## Extracted records:
↓

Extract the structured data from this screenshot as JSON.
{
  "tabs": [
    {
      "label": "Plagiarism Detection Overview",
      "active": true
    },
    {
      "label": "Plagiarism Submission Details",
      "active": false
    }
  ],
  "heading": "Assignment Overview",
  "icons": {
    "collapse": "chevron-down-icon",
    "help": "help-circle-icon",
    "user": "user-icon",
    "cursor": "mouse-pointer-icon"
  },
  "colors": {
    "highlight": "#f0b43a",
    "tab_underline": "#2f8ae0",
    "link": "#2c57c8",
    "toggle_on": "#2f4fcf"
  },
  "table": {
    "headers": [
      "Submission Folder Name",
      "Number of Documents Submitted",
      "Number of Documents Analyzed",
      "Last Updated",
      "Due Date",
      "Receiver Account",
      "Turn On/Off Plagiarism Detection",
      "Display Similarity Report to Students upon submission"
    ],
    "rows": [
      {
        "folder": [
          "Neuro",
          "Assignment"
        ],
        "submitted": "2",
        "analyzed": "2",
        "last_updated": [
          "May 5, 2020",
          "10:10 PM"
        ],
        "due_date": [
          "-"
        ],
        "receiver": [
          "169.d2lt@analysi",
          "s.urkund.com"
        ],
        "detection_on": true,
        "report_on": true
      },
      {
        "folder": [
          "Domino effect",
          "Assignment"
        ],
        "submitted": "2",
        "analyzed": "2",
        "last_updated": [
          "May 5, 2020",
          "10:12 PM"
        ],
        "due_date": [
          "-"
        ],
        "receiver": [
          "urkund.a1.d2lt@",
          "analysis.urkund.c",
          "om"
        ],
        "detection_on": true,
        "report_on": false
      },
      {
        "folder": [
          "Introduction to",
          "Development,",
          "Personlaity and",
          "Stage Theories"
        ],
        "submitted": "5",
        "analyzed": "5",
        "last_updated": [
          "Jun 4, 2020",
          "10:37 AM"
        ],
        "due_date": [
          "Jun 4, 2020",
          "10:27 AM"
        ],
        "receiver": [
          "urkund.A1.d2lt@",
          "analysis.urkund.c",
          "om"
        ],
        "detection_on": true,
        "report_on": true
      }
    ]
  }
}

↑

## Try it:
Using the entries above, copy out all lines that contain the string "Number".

## Exercise result:
      "Number of Documents Submitted",
      "Number of Documents Analyzed",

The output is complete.